ABIDJAN, Ivory Coast (AP) — Ivory Coast's president has promoted two former rebel commanders who sided with the government in talks to quell a mutiny earlier this month.
President Alassane Ouattara's office announced late Thursday that Lt. Col. Issiaka Ouattara would now lead the Republican Guard, where he was formerly second-in-command. It also said Lt. Col. Cherif Ousmane would move from the presidential guard to head an elite commando unit.
The two were rebel commanders during the civil war that split Ivory Coast from 2002 to 2011. They were also instrumental in the 2011 conflict that brought Ouattara to power after his rival, ex-President Laurent Gbagbo, refused to cede office. That power struggle claimed more than 3,000 lives.
On Jan. 6, former rebels-turned-soldiers in Bouake, the old rebel capital, mutinied over grievances including unpaid bonuses promised for their role in the conflict. The uprising quickly spread to other cities including the commercial hub, Abidjan.
Issiaka Ouattara and Ousmane joined the government delegation, led by Defense Minister Alain-Richard Donwahi, that negotiated a deal involving handsome payoffs. Mutineers said the government agreed to pay bonuses of nearly $20,000 to more than 8,000 soldiers, though the government has not confirmed that figure.
Following the deal, Donwahi promised to "regain control of this army so that it is really at the service of the nation."
But the promotions are sure to anger critics who blame the government for failing to rein in former rebel commanders. In 2011, Human Rights Watch listed Ousmane as one of the pro-Ouattara combatants implicated in grave crimes committed during the postelection crisis.

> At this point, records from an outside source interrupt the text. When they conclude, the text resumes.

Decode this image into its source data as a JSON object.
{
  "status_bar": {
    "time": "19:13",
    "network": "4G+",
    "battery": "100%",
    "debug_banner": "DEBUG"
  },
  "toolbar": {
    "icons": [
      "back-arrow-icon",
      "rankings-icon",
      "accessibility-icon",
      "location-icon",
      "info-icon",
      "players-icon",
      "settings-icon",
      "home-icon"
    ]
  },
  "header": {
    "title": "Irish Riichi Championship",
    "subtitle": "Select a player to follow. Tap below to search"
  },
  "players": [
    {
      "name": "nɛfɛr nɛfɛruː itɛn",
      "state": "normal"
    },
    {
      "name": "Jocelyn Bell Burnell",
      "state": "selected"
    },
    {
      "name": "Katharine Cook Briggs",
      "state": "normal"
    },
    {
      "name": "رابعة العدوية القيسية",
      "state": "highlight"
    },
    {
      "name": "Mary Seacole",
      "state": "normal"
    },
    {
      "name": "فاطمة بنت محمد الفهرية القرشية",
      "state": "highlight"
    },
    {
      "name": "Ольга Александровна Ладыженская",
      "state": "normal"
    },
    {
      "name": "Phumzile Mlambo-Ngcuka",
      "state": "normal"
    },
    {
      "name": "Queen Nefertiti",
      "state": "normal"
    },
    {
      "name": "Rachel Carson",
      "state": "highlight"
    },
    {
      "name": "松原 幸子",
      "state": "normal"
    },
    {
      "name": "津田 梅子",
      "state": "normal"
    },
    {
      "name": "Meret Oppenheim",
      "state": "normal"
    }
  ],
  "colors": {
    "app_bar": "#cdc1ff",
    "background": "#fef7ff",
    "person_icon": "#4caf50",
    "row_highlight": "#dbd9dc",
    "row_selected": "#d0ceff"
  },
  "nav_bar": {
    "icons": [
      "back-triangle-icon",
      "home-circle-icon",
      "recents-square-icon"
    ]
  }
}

Associated Press writer Robbie Corey-Boulet in Abidjan contributed.